I grew up hearing the old saw “never talk about politics and religion at the dinner table” with the idea that the topics were too incendiary for polite company. Being a preacher’s kid kind of put the kibosh on the religion aspect—at least at our house.
I have good memories of rich theological discussion and debate. In fact, my memories are so vivid that I have blamed my father for our differences in theological understanding. Both of my parents encouraged us to think, reason, and study for ourselves. My Dad is in his late seventies now and we still thoroughly enjoy discussing and learning from each other.
But politics? Those don’t play a big role in my memories. I remember political moments for sure. I can easily recall the tension of their support for the Civil Rights movement. I remember the drama and concern while watching the draft numbers from the Vietnam War era being called out on the evening news.

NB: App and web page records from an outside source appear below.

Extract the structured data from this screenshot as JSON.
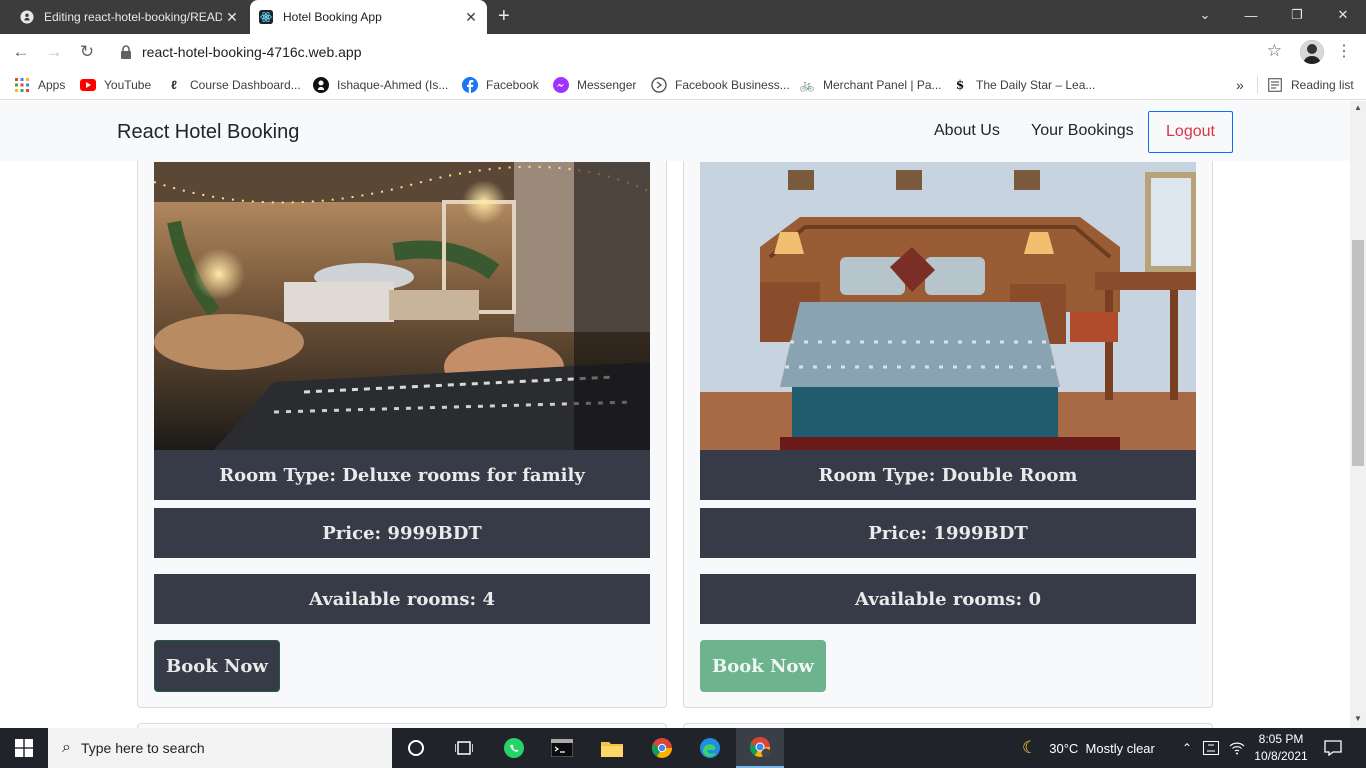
{
  "browser": {
    "tabs": [
      {
        "title": "Editing react-hotel-booking/README.md"
      },
      {
        "title": "Hotel Booking App"
      }
    ],
    "url": "react-hotel-booking-4716c.web.app",
    "bookmarks": [
      {
        "label": "Apps",
        "icon": "apps-grid-icon"
      },
      {
        "label": "YouTube",
        "icon": "youtube-icon"
      },
      {
        "label": "Course Dashboard...",
        "icon": "course-icon"
      },
      {
        "label": "Ishaque-Ahmed (Is...",
        "icon": "github-icon"
      },
      {
        "label": "Facebook",
        "icon": "facebook-icon"
      },
      {
        "label": "Messenger",
        "icon": "messenger-icon"
      },
      {
        "label": "Facebook Business...",
        "icon": "facebook-business-icon"
      },
      {
        "label": "Merchant Panel | Pa...",
        "icon": "merchant-icon"
      },
      {
        "label": "The Daily Star – Lea...",
        "icon": "daily-star-icon"
      }
    ],
    "more_bookmarks": "»",
    "reading_list": "Reading list"
  },
  "site": {
    "brand": "React Hotel Booking",
    "nav": {
      "about": "About Us",
      "bookings": "Your Bookings",
      "logout": "Logout"
    }
  },
  "rooms": [
    {
      "type": "Room Type: Deluxe rooms for family",
      "price": "Price: 9999BDT",
      "available": "Available rooms: 4",
      "button": "Book Now",
      "button_state": "enabled"
    },
    {
      "type": "Room Type: Double Room",
      "price": "Price: 1999BDT",
      "available": "Available rooms: 0",
      "button": "Book Now",
      "button_state": "disabled"
    }
  ],
  "taskbar": {
    "search_placeholder": "Type here to search",
    "weather": "30°C  Mostly clear",
    "time": "8:05 PM",
    "date": "10/8/2021"
  },
  "colors": {
    "accent": "#0d6efd",
    "logout": "#dc3545",
    "card_bar": "#373b48",
    "disabled_button": "#6db38d"
  }
}
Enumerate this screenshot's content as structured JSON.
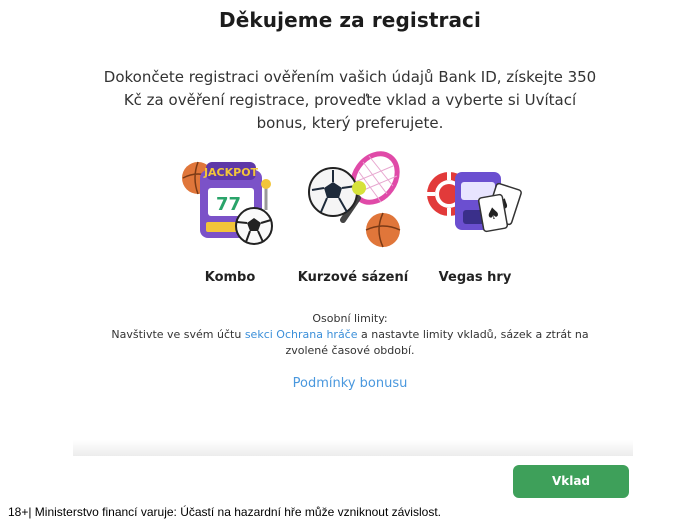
{
  "modal": {
    "title": "Děkujeme za registraci",
    "intro": "Dokončete registraci ověřením vašich údajů Bank ID, získejte 350 Kč za ověření registrace, proveďte vklad a vyberte si Uvítací bonus, který preferujete.",
    "cards": [
      {
        "label": "Kombo",
        "icon": "jackpot-slot-football-icon"
      },
      {
        "label": "Kurzové sázení",
        "icon": "sports-balls-racket-icon"
      },
      {
        "label": "Vegas hry",
        "icon": "casino-chips-cards-icon"
      }
    ],
    "limits": {
      "heading": "Osobní limity:",
      "text_before": "Navštivte ve svém účtu ",
      "link": "sekci Ochrana hráče",
      "text_after": " a nastavte limity vkladů, sázek a ztrát na zvolené časové období."
    },
    "terms_link": "Podmínky bonusu"
  },
  "deposit_button": "Vklad",
  "footer": "18+| Ministerstvo financí varuje: Účastí na hazardní hře může vzniknout závislost.",
  "colors": {
    "accent_green": "#3ea05a",
    "link_blue": "#3b8fd9"
  }
}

The only overtly political legislation that evoked difficulty or concern that I remember was the proposed Equal Rights Amendment. Other than that, I have no memories of political arguments—no upset dialogue, no legislative anxiety.
Eventually that would change during my high school years. Jimmy Carter was president and I began to pay attention half-heartedly to the political rumblings during his term. My senior year would see me fully engage with the political process for two important reasons. First, the Iranian Hostage Crisis was front page every day—you couldn’t escape the outrage. And second, I took a senior US. Civics class where we could earn an “A” test grade if we registered to vote. If you ever looked at my high school transcript, you’d know I needed every “A” possible!
And by registering toward the end of my senior year (1980), I was able to cast my first ballot in a presidential election—for the Great Communicator, Ronald Reagan. Unfortunately, with that first vote, I was hooked. I studied/ researched issues, involved myself in some low-level activism, and before I even knew what had happened to me, I was a full-fledged political animal. By the time of the twenty-four hour a day cable news networks, politics began having an inordinate sway in my life—a sway that took years to break—a sway that has threatened to overtake my life on several occasions.
So yes, I became one of those gloom and doom folks who sweated out elections, who fussed and fumed over policies deemed detrimental to my way of life. I particularly became unglued/ unbalanced over losing our health insurance and doctors. Frankly, those were some unhappy years. Those were times in which I made the people closest to me miserable–including myself. I wish I could say that in the midst of my angst I always acted with a Christ-like spirit, but that would be self-delusional at best.
If I could be totally honest, as much as I despise the term jerk, that’s exactly what I became. So, what do I want you to know about the Christian and politics? I thought you’d never ask.
We could talk about Jesus’ words in Matthew 22:21, “Give, then, to Caesar the things that are Caesar’s, and to God the things that are God’s.” (Matthew 22:21 CSB17) Honestly? That’s a much-needed reminder.
We could talk about Paul’s words in Romans 12—about presenting our bodies as a living sacrifice—about not being conformed to this world. Hey, that’s something I need to consider on a regular basic, politics or not.
But in an effort to make you think about where your priorities should lie, take a look at the story of The Rich Young Ruler as told by Jesus in Mark 10:17-22…
And then in Jesus’ explanation in verses 23-31, we find these words:
“Jesus looked around and said to his disciples, “How hard it is for those who have wealth to enter the kingdom of God!” The disciples were astonished at his words. Again Jesus said to them, “Children, how hard it is to enter the kingdom of God! It is easier for a camel to go through the eye of a needle than for a rich person to enter the kingdom of God.”” (CSB17)
As you read these verses, try out this little exercise: substitute wealth and riches with political concerns or political capital…
And worse than that, it is scary to realize how out of whack I can let my priorities be!
As a child of God, I need to remember that His Kingdom is eternal while the politics of this world will one day pass away.
I leave you with the words to an old hymn…
Turn your eyes upon Jesus,
Look full in His wonderful face,
And the things of earth will grow strangely dim,
In the light of His glory and grace.
(Helen Howarth Lemmel)
Blessings and Peace!
Les Ferguson, Jr.
Madison/ Oxford, MS